Action item. Repeat verbatim what the listing holds, but not its pictures.

Data listing.
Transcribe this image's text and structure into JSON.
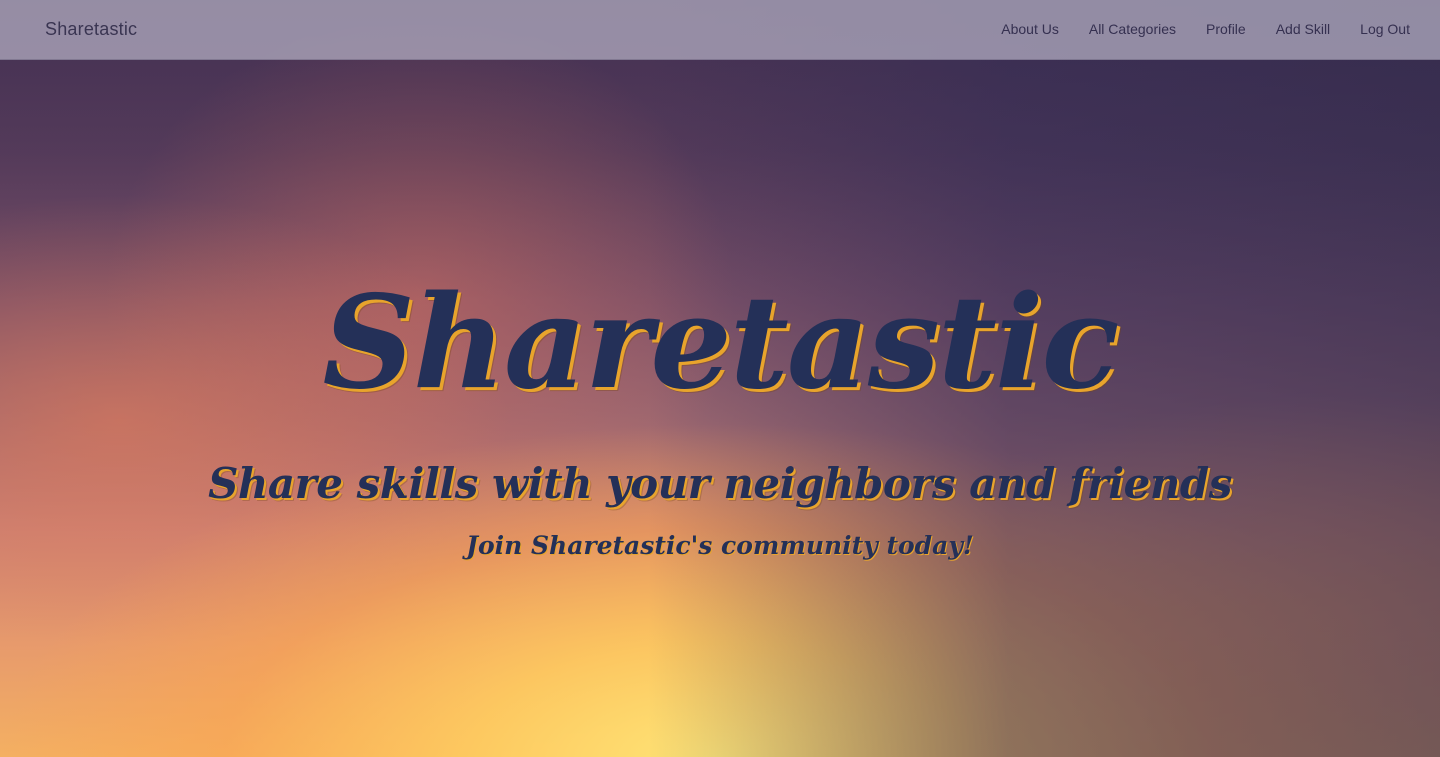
{
  "navbar": {
    "brand": "Sharetastic",
    "links": [
      {
        "label": "About Us"
      },
      {
        "label": "All Categories"
      },
      {
        "label": "Profile"
      },
      {
        "label": "Add Skill"
      },
      {
        "label": "Log Out"
      }
    ]
  },
  "hero": {
    "title": "Sharetastic",
    "subtitle": "Share skills with your neighbors and friends",
    "tagline": "Join Sharetastic's community today!",
    "background": "sunset-sky-image"
  },
  "colors": {
    "title_text": "#243058",
    "title_outline": "#e8a42c",
    "navbar_bg": "#b2acc0"
  }
}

Task output.
Transcribe this image's text and structure into JSON.
{
  "navbar": {
    "brand": "Sharetastic",
    "links": [
      {
        "label": "About Us"
      },
      {
        "label": "All Categories"
      },
      {
        "label": "Profile"
      },
      {
        "label": "Add Skill"
      },
      {
        "label": "Log Out"
      }
    ]
  },
  "hero": {
    "title": "Sharetastic",
    "subtitle": "Share skills with your neighbors and friends",
    "tagline": "Join Sharetastic's community today!",
    "background": "sunset-sky-image"
  },
  "colors": {
    "title_text": "#243058",
    "title_outline": "#e8a42c",
    "navbar_bg": "#b2acc0"
  }
}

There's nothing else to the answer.